- TASK GOAL:
Across the data below, how many lines have the word "rest" in them? Respond with the number alone.

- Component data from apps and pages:
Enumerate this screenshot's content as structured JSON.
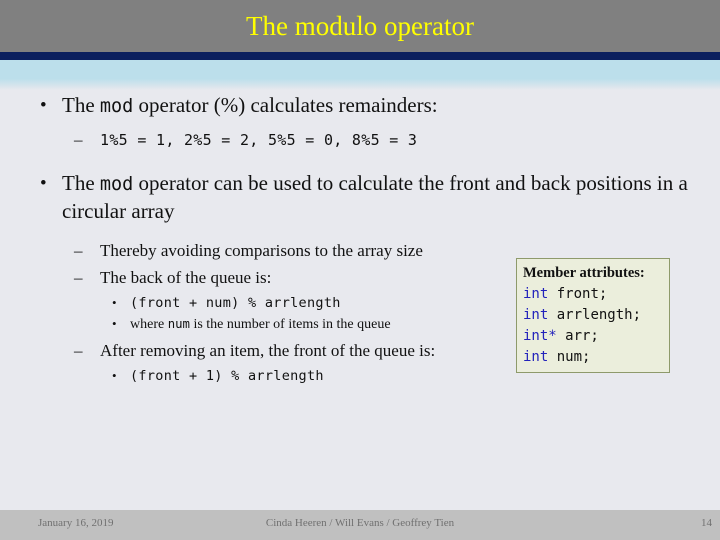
{
  "slide": {
    "title": "The modulo operator",
    "colors": {
      "title_text": "#ffff00",
      "header_gray": "#808080",
      "header_rule_navy": "#0b1f5e",
      "header_light_blue": "#bcdfeb",
      "body_background": "#e8e9ee",
      "footer_band": "#c0c0c0",
      "member_box_fill": "#ebeedc",
      "member_box_border": "#8e9a6b",
      "keyword_blue": "#2222bb"
    }
  },
  "bullets": {
    "b1_pre": "The ",
    "b1_mono": "mod",
    "b1_post": " operator (%) calculates remainders:",
    "b1_marker": "•",
    "b1_sub_marker": "–",
    "b1_sub_code": "1%5 = 1, 2%5 = 2, 5%5 = 0, 8%5 = 3",
    "b2_pre": "The ",
    "b2_mono": "mod",
    "b2_post": " operator can be used to calculate the front and back positions in a circular array",
    "b2_marker": "•",
    "b2_sub1_marker": "–",
    "b2_sub1": "Thereby avoiding comparisons to the array size",
    "b2_sub2_marker": "–",
    "b2_sub2": "The back of the queue is:",
    "b2_sub2_code_marker": "•",
    "b2_sub2_code": "(front + num) % arrlength",
    "b2_sub2_note_marker": "•",
    "b2_sub2_note_pre": "where ",
    "b2_sub2_note_mono": "num",
    "b2_sub2_note_post": " is the number of items in the queue",
    "b2_sub3_marker": "–",
    "b2_sub3": "After removing an item, the front of the queue is:",
    "b2_sub3_code_marker": "•",
    "b2_sub3_code": "(front + 1) % arrlength"
  },
  "member_box": {
    "title": "Member attributes:",
    "lines": [
      {
        "keyword": "int",
        "rest": " front;"
      },
      {
        "keyword": "int",
        "rest": " arrlength;"
      },
      {
        "keyword": "int*",
        "rest": " arr;"
      },
      {
        "keyword": "int",
        "rest": " num;"
      }
    ]
  },
  "footer": {
    "date": "January 16, 2019",
    "authors": "Cinda Heeren / Will Evans / Geoffrey Tien",
    "page_number": "14"
  }
}
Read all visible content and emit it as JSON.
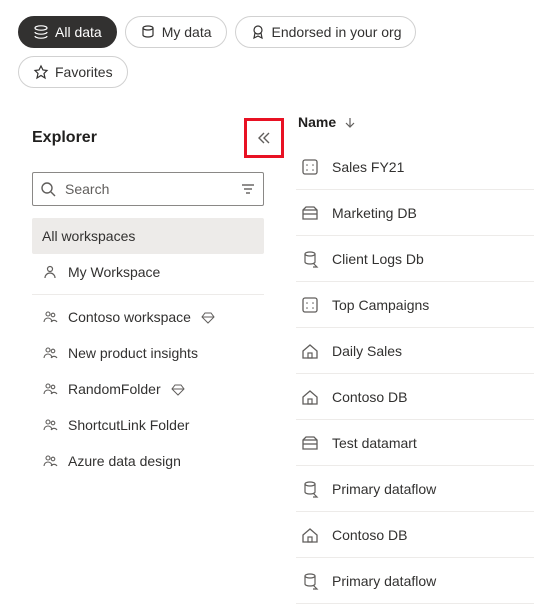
{
  "filters": {
    "all_data": "All data",
    "my_data": "My data",
    "endorsed": "Endorsed in your org",
    "favorites": "Favorites"
  },
  "explorer": {
    "title": "Explorer",
    "search_placeholder": "Search",
    "workspaces": {
      "all": "All workspaces",
      "items": [
        {
          "label": "My Workspace",
          "icon": "person",
          "trailing": null
        },
        {
          "label": "Contoso workspace",
          "icon": "group",
          "trailing": "gem"
        },
        {
          "label": "New product insights",
          "icon": "group",
          "trailing": null
        },
        {
          "label": "RandomFolder",
          "icon": "group",
          "trailing": "gem"
        },
        {
          "label": "ShortcutLink Folder",
          "icon": "group",
          "trailing": null
        },
        {
          "label": "Azure data design",
          "icon": "group",
          "trailing": null
        }
      ]
    }
  },
  "datalist": {
    "column": "Name",
    "rows": [
      {
        "label": "Sales FY21",
        "icon": "dataset"
      },
      {
        "label": "Marketing DB",
        "icon": "datamart"
      },
      {
        "label": "Client Logs Db",
        "icon": "dataflow"
      },
      {
        "label": "Top Campaigns",
        "icon": "dataset"
      },
      {
        "label": "Daily Sales",
        "icon": "house"
      },
      {
        "label": "Contoso DB",
        "icon": "house"
      },
      {
        "label": "Test datamart",
        "icon": "datamart"
      },
      {
        "label": "Primary dataflow",
        "icon": "dataflow"
      },
      {
        "label": "Contoso DB",
        "icon": "house"
      },
      {
        "label": "Primary dataflow",
        "icon": "dataflow"
      }
    ]
  }
}
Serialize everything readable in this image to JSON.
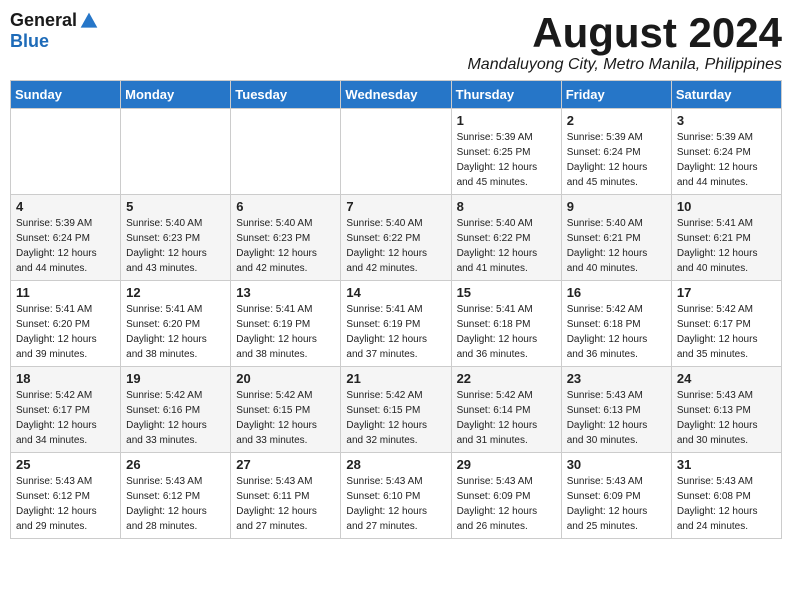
{
  "logo": {
    "general": "General",
    "blue": "Blue"
  },
  "title": "August 2024",
  "location": "Mandaluyong City, Metro Manila, Philippines",
  "days_header": [
    "Sunday",
    "Monday",
    "Tuesday",
    "Wednesday",
    "Thursday",
    "Friday",
    "Saturday"
  ],
  "weeks": [
    [
      {
        "day": "",
        "sunrise": "",
        "sunset": "",
        "daylight": ""
      },
      {
        "day": "",
        "sunrise": "",
        "sunset": "",
        "daylight": ""
      },
      {
        "day": "",
        "sunrise": "",
        "sunset": "",
        "daylight": ""
      },
      {
        "day": "",
        "sunrise": "",
        "sunset": "",
        "daylight": ""
      },
      {
        "day": "1",
        "sunrise": "Sunrise: 5:39 AM",
        "sunset": "Sunset: 6:25 PM",
        "daylight": "Daylight: 12 hours and 45 minutes."
      },
      {
        "day": "2",
        "sunrise": "Sunrise: 5:39 AM",
        "sunset": "Sunset: 6:24 PM",
        "daylight": "Daylight: 12 hours and 45 minutes."
      },
      {
        "day": "3",
        "sunrise": "Sunrise: 5:39 AM",
        "sunset": "Sunset: 6:24 PM",
        "daylight": "Daylight: 12 hours and 44 minutes."
      }
    ],
    [
      {
        "day": "4",
        "sunrise": "Sunrise: 5:39 AM",
        "sunset": "Sunset: 6:24 PM",
        "daylight": "Daylight: 12 hours and 44 minutes."
      },
      {
        "day": "5",
        "sunrise": "Sunrise: 5:40 AM",
        "sunset": "Sunset: 6:23 PM",
        "daylight": "Daylight: 12 hours and 43 minutes."
      },
      {
        "day": "6",
        "sunrise": "Sunrise: 5:40 AM",
        "sunset": "Sunset: 6:23 PM",
        "daylight": "Daylight: 12 hours and 42 minutes."
      },
      {
        "day": "7",
        "sunrise": "Sunrise: 5:40 AM",
        "sunset": "Sunset: 6:22 PM",
        "daylight": "Daylight: 12 hours and 42 minutes."
      },
      {
        "day": "8",
        "sunrise": "Sunrise: 5:40 AM",
        "sunset": "Sunset: 6:22 PM",
        "daylight": "Daylight: 12 hours and 41 minutes."
      },
      {
        "day": "9",
        "sunrise": "Sunrise: 5:40 AM",
        "sunset": "Sunset: 6:21 PM",
        "daylight": "Daylight: 12 hours and 40 minutes."
      },
      {
        "day": "10",
        "sunrise": "Sunrise: 5:41 AM",
        "sunset": "Sunset: 6:21 PM",
        "daylight": "Daylight: 12 hours and 40 minutes."
      }
    ],
    [
      {
        "day": "11",
        "sunrise": "Sunrise: 5:41 AM",
        "sunset": "Sunset: 6:20 PM",
        "daylight": "Daylight: 12 hours and 39 minutes."
      },
      {
        "day": "12",
        "sunrise": "Sunrise: 5:41 AM",
        "sunset": "Sunset: 6:20 PM",
        "daylight": "Daylight: 12 hours and 38 minutes."
      },
      {
        "day": "13",
        "sunrise": "Sunrise: 5:41 AM",
        "sunset": "Sunset: 6:19 PM",
        "daylight": "Daylight: 12 hours and 38 minutes."
      },
      {
        "day": "14",
        "sunrise": "Sunrise: 5:41 AM",
        "sunset": "Sunset: 6:19 PM",
        "daylight": "Daylight: 12 hours and 37 minutes."
      },
      {
        "day": "15",
        "sunrise": "Sunrise: 5:41 AM",
        "sunset": "Sunset: 6:18 PM",
        "daylight": "Daylight: 12 hours and 36 minutes."
      },
      {
        "day": "16",
        "sunrise": "Sunrise: 5:42 AM",
        "sunset": "Sunset: 6:18 PM",
        "daylight": "Daylight: 12 hours and 36 minutes."
      },
      {
        "day": "17",
        "sunrise": "Sunrise: 5:42 AM",
        "sunset": "Sunset: 6:17 PM",
        "daylight": "Daylight: 12 hours and 35 minutes."
      }
    ],
    [
      {
        "day": "18",
        "sunrise": "Sunrise: 5:42 AM",
        "sunset": "Sunset: 6:17 PM",
        "daylight": "Daylight: 12 hours and 34 minutes."
      },
      {
        "day": "19",
        "sunrise": "Sunrise: 5:42 AM",
        "sunset": "Sunset: 6:16 PM",
        "daylight": "Daylight: 12 hours and 33 minutes."
      },
      {
        "day": "20",
        "sunrise": "Sunrise: 5:42 AM",
        "sunset": "Sunset: 6:15 PM",
        "daylight": "Daylight: 12 hours and 33 minutes."
      },
      {
        "day": "21",
        "sunrise": "Sunrise: 5:42 AM",
        "sunset": "Sunset: 6:15 PM",
        "daylight": "Daylight: 12 hours and 32 minutes."
      },
      {
        "day": "22",
        "sunrise": "Sunrise: 5:42 AM",
        "sunset": "Sunset: 6:14 PM",
        "daylight": "Daylight: 12 hours and 31 minutes."
      },
      {
        "day": "23",
        "sunrise": "Sunrise: 5:43 AM",
        "sunset": "Sunset: 6:13 PM",
        "daylight": "Daylight: 12 hours and 30 minutes."
      },
      {
        "day": "24",
        "sunrise": "Sunrise: 5:43 AM",
        "sunset": "Sunset: 6:13 PM",
        "daylight": "Daylight: 12 hours and 30 minutes."
      }
    ],
    [
      {
        "day": "25",
        "sunrise": "Sunrise: 5:43 AM",
        "sunset": "Sunset: 6:12 PM",
        "daylight": "Daylight: 12 hours and 29 minutes."
      },
      {
        "day": "26",
        "sunrise": "Sunrise: 5:43 AM",
        "sunset": "Sunset: 6:12 PM",
        "daylight": "Daylight: 12 hours and 28 minutes."
      },
      {
        "day": "27",
        "sunrise": "Sunrise: 5:43 AM",
        "sunset": "Sunset: 6:11 PM",
        "daylight": "Daylight: 12 hours and 27 minutes."
      },
      {
        "day": "28",
        "sunrise": "Sunrise: 5:43 AM",
        "sunset": "Sunset: 6:10 PM",
        "daylight": "Daylight: 12 hours and 27 minutes."
      },
      {
        "day": "29",
        "sunrise": "Sunrise: 5:43 AM",
        "sunset": "Sunset: 6:09 PM",
        "daylight": "Daylight: 12 hours and 26 minutes."
      },
      {
        "day": "30",
        "sunrise": "Sunrise: 5:43 AM",
        "sunset": "Sunset: 6:09 PM",
        "daylight": "Daylight: 12 hours and 25 minutes."
      },
      {
        "day": "31",
        "sunrise": "Sunrise: 5:43 AM",
        "sunset": "Sunset: 6:08 PM",
        "daylight": "Daylight: 12 hours and 24 minutes."
      }
    ]
  ]
}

- TASK SOLUTION:
4